Nephronophthisis is a disorder that affects the kidneys. It is characterized by inflammation and scarring (fibrosis) that impairs kidney function. These abnormalities lead to increased urine production (polyuria), excessive thirst (polydipsia), general weakness, and extreme tiredness (fatigue). In addition, affected individuals develop fluid-filled cysts in the kidneys, usually in an area known as the corticomedullary region. Another feature of nephronophthisis is a shortage of red blood cells, a condition known as anemia.
Nephronophthisis has several genetic causes, which are used to split the condition into distinct types. Nephronophthisis type 1, which is the most common type of the disorder and one cause of juvenile nephronophthisis, results from changes affecting the NPHP1 gene. The proteins produced from NPHP1 and the other genes involved in nephronophthisis are known or suspected to play roles in cell structures called cilia. Cilia are microscopic, finger-like projections that stick out from the surface of cells and are involved in chemical signaling. Cilia are important for the structure and function of many types of cells and tissues, including cells in the kidneys, liver, brain, and the light-sensitive tissue at the back of the eye (the retina).

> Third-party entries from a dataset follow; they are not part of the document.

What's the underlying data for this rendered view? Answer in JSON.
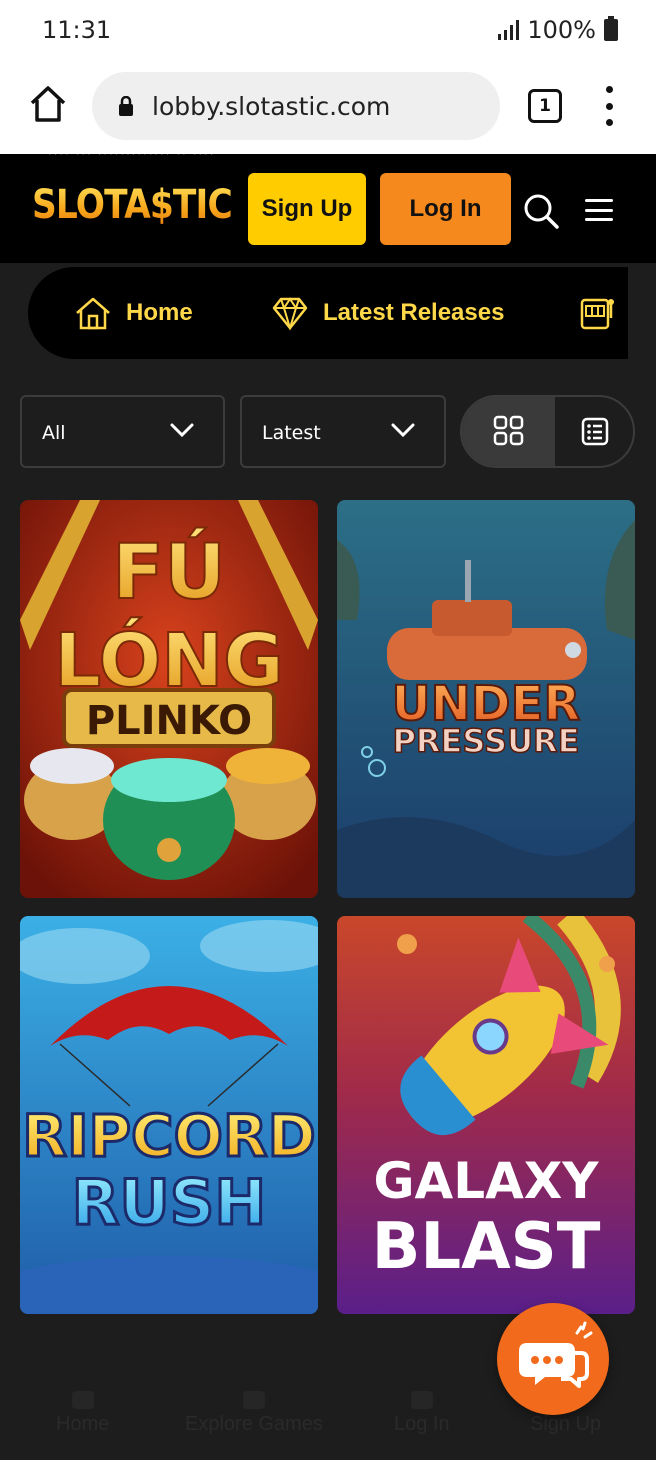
{
  "status_bar": {
    "time": "11:31",
    "battery": "100%"
  },
  "browser": {
    "url": "lobby.slotastic.com",
    "tab_count": "1"
  },
  "header": {
    "ticker": "···· ··· ············· ·· ····",
    "logo": "SLOTA$TIC",
    "signup_label": "Sign Up",
    "login_label": "Log In"
  },
  "categories": [
    {
      "label": "Home",
      "icon": "home-icon"
    },
    {
      "label": "Latest Releases",
      "icon": "diamond-icon"
    },
    {
      "label": "",
      "icon": "slot-machine-icon"
    }
  ],
  "filters": {
    "type_value": "All",
    "sort_value": "Latest",
    "view": "grid"
  },
  "games": [
    {
      "title_line1": "FÚ",
      "title_line2": "LÓNG",
      "title_line3": "PLINKO"
    },
    {
      "title_line1": "UNDER",
      "title_line2": "PRESSURE"
    },
    {
      "title_line1": "RIPCORD",
      "title_line2": "RUSH"
    },
    {
      "title_line1": "GALAXY",
      "title_line2": "BLAST"
    }
  ],
  "bottom_nav": [
    {
      "label": "Home"
    },
    {
      "label": "Explore Games"
    },
    {
      "label": "Log In"
    },
    {
      "label": "Sign Up"
    }
  ],
  "colors": {
    "accent_yellow": "#ffcc00",
    "accent_orange": "#f5891e",
    "nav_text": "#ffd84a",
    "chat_fab": "#f26a1b"
  }
}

Nephronophthisis is found in populations worldwide. It occurs in an estimated 1 in 50,000 newborns in Canada, 1 in 100,000 in Finland, and 1 in 922,000 in the United States. Its incidence in other populations is unknown. Nephronophthisis is the most common genetic cause of ESRD in children and young adults.
This condition is inherited in an autosomal recessive pattern, which means both copies of the gene in each cell have mutations. The parents of an individual with an autosomal recessive condition each carry one copy of the mutated gene, but they typically do not show signs and symptoms of the condition.
Published Date: September 01, 2014Published By: National Institutes of Health